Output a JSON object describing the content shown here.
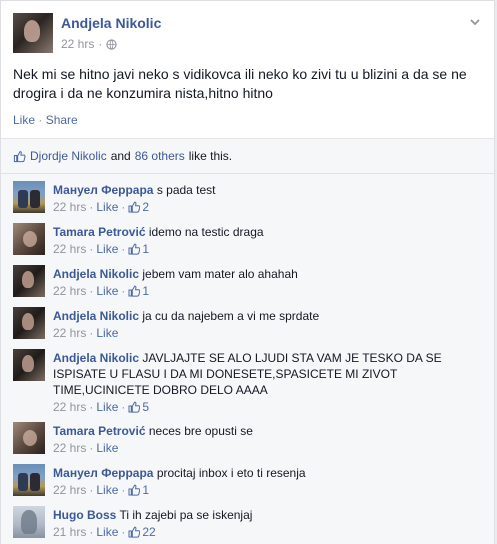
{
  "post": {
    "author": "Andjela Nikolic",
    "time": "22 hrs",
    "separator": "·",
    "text": "Nek mi se hitno javi neko s vidikovca ili neko ko zivi tu u blizini a da se ne drogira i da ne konzumira nista,hitno hitno",
    "like_label": "Like",
    "share_label": "Share",
    "action_separator": "·"
  },
  "likes": {
    "liker": "Djordje Nikolic",
    "and": "and",
    "others": "86 others",
    "suffix": "like this."
  },
  "comments": [
    {
      "name": "Мануел Феррара",
      "text": "s pada test",
      "time": "22 hrs",
      "like": "Like",
      "likes": "2",
      "avatar": "manuel"
    },
    {
      "name": "Tamara Petrović",
      "text": "idemo na testic draga",
      "time": "22 hrs",
      "like": "Like",
      "likes": "1",
      "avatar": "tamara"
    },
    {
      "name": "Andjela Nikolic",
      "text": "jebem vam mater alo ahahah",
      "time": "22 hrs",
      "like": "Like",
      "likes": "1",
      "avatar": "andjela"
    },
    {
      "name": "Andjela Nikolic",
      "text": "ja cu da najebem a vi me sprdate",
      "time": "22 hrs",
      "like": "Like",
      "likes": null,
      "avatar": "andjela"
    },
    {
      "name": "Andjela Nikolic",
      "text": "JAVLJAJTE SE ALO LJUDI STA VAM JE TESKO DA SE ISPISATE U FLASU I DA MI DONESETE,SPASICETE MI ZIVOT TIME,UCINICETE DOBRO DELO AAAA",
      "time": "22 hrs",
      "like": "Like",
      "likes": "5",
      "avatar": "andjela"
    },
    {
      "name": "Tamara Petrović",
      "text": "neces bre opusti se",
      "time": "22 hrs",
      "like": "Like",
      "likes": null,
      "avatar": "tamara"
    },
    {
      "name": "Мануел Феррара",
      "text": "procitaj inbox i eto ti resenja",
      "time": "22 hrs",
      "like": "Like",
      "likes": "1",
      "avatar": "manuel"
    },
    {
      "name": "Hugo Boss",
      "text": "Ti ih zajebi pa se iskenjaj",
      "time": "21 hrs",
      "like": "Like",
      "likes": "22",
      "avatar": "hugo"
    }
  ],
  "meta_separator": "·",
  "icons": {
    "globe": "globe-icon",
    "chevron": "chevron-down-icon",
    "like": "thumbs-up-icon"
  },
  "colors": {
    "link": "#3b5998",
    "action": "#4b6aa8",
    "muted": "#90949c",
    "ufi_bg": "#f6f7f9"
  }
}
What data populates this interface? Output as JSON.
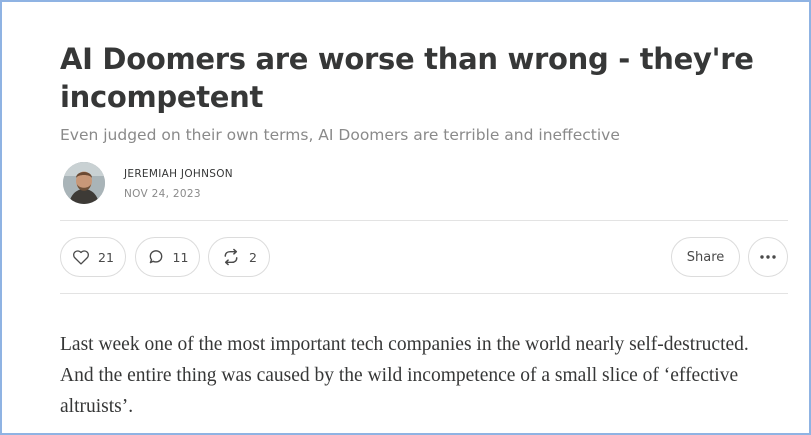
{
  "post": {
    "title": "AI Doomers are worse than wrong - they're incompetent",
    "subtitle": "Even judged on their own terms, AI Doomers are terrible and ineffective",
    "author": "JEREMIAH JOHNSON",
    "date": "NOV 24, 2023",
    "body": "Last week one of the most important tech companies in the world nearly self-destructed. And the entire thing was caused by the wild incompetence of a small slice of ‘effective altruists’."
  },
  "actions": {
    "likes": "21",
    "comments": "11",
    "restacks": "2",
    "share_label": "Share",
    "icons": {
      "like": "heart-icon",
      "comment": "comment-bubble-icon",
      "restack": "restack-arrows-icon",
      "more": "ellipsis-icon"
    }
  },
  "colors": {
    "frame_border": "#8fb3e3",
    "text": "#363737",
    "muted": "#8a8a8a",
    "divider": "#e3e3e3"
  }
}
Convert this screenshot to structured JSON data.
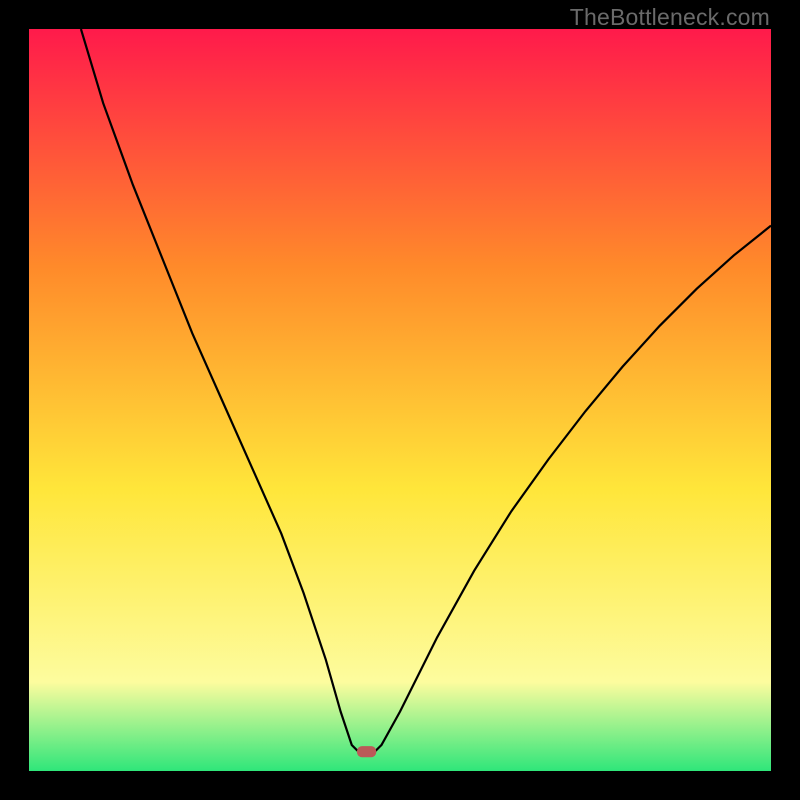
{
  "watermark": "TheBottleneck.com",
  "chart_data": {
    "type": "line",
    "title": "",
    "xlabel": "",
    "ylabel": "",
    "xlim": [
      0,
      100
    ],
    "ylim": [
      0,
      100
    ],
    "grid": false,
    "legend": false,
    "background_gradient": {
      "top": "#ff1a4b",
      "mid_upper": "#ff8a2a",
      "mid": "#ffe63a",
      "lower": "#fdfc9e",
      "bottom": "#2fe67a"
    },
    "series": [
      {
        "name": "curve",
        "color": "#000000",
        "stroke_width": 2.2,
        "points": [
          {
            "x": 7.0,
            "y": 100.0
          },
          {
            "x": 10.0,
            "y": 90.0
          },
          {
            "x": 14.0,
            "y": 79.0
          },
          {
            "x": 18.0,
            "y": 69.0
          },
          {
            "x": 22.0,
            "y": 59.0
          },
          {
            "x": 26.0,
            "y": 50.0
          },
          {
            "x": 30.0,
            "y": 41.0
          },
          {
            "x": 34.0,
            "y": 32.0
          },
          {
            "x": 37.0,
            "y": 24.0
          },
          {
            "x": 40.0,
            "y": 15.0
          },
          {
            "x": 42.0,
            "y": 8.0
          },
          {
            "x": 43.5,
            "y": 3.5
          },
          {
            "x": 44.5,
            "y": 2.5
          },
          {
            "x": 46.5,
            "y": 2.5
          },
          {
            "x": 47.5,
            "y": 3.5
          },
          {
            "x": 50.0,
            "y": 8.0
          },
          {
            "x": 55.0,
            "y": 18.0
          },
          {
            "x": 60.0,
            "y": 27.0
          },
          {
            "x": 65.0,
            "y": 35.0
          },
          {
            "x": 70.0,
            "y": 42.0
          },
          {
            "x": 75.0,
            "y": 48.5
          },
          {
            "x": 80.0,
            "y": 54.5
          },
          {
            "x": 85.0,
            "y": 60.0
          },
          {
            "x": 90.0,
            "y": 65.0
          },
          {
            "x": 95.0,
            "y": 69.5
          },
          {
            "x": 100.0,
            "y": 73.5
          }
        ]
      }
    ],
    "marker": {
      "name": "highlight",
      "shape": "rounded-rect",
      "color": "#ba5a58",
      "cx": 45.5,
      "cy": 2.6,
      "w": 2.6,
      "h": 1.5
    }
  }
}
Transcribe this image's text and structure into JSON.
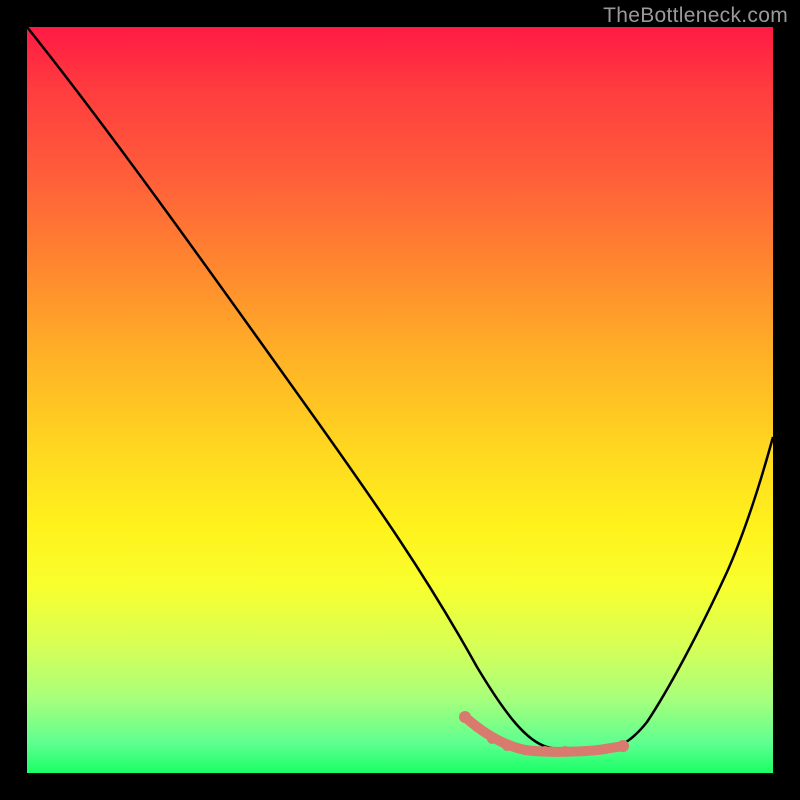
{
  "watermark": "TheBottleneck.com",
  "chart_data": {
    "type": "line",
    "title": "",
    "xlabel": "",
    "ylabel": "",
    "xlim": [
      0,
      100
    ],
    "ylim": [
      0,
      100
    ],
    "series": [
      {
        "name": "bottleneck-curve",
        "x": [
          0,
          5,
          10,
          15,
          20,
          25,
          30,
          35,
          40,
          45,
          50,
          55,
          57,
          60,
          63,
          66,
          70,
          73,
          75,
          78,
          80,
          83,
          86,
          90,
          93,
          97,
          100
        ],
        "y": [
          100,
          94,
          88,
          81,
          74,
          67,
          60,
          53,
          46,
          39,
          32,
          24,
          20,
          15,
          10,
          6,
          4,
          3,
          3,
          3,
          5,
          9,
          15,
          23,
          31,
          42,
          50
        ]
      },
      {
        "name": "optimal-range-marker",
        "x": [
          57,
          60,
          63,
          66,
          70,
          73,
          75,
          78
        ],
        "y": [
          4,
          3.5,
          3,
          3,
          3,
          3,
          3.5,
          4
        ]
      }
    ],
    "background_gradient": {
      "top": "#ff1a44",
      "mid_upper": "#ff8a2e",
      "mid": "#ffe020",
      "mid_lower": "#d6ff56",
      "bottom": "#1aff66"
    },
    "marker_color": "#d97a6f"
  }
}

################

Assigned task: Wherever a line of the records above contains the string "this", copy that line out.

Task solution:
    "suffix": "like this."
What data populates this interface? Output as JSON.
Convert this screenshot to structured JSON data.
Transcribe this image's text and structure into JSON.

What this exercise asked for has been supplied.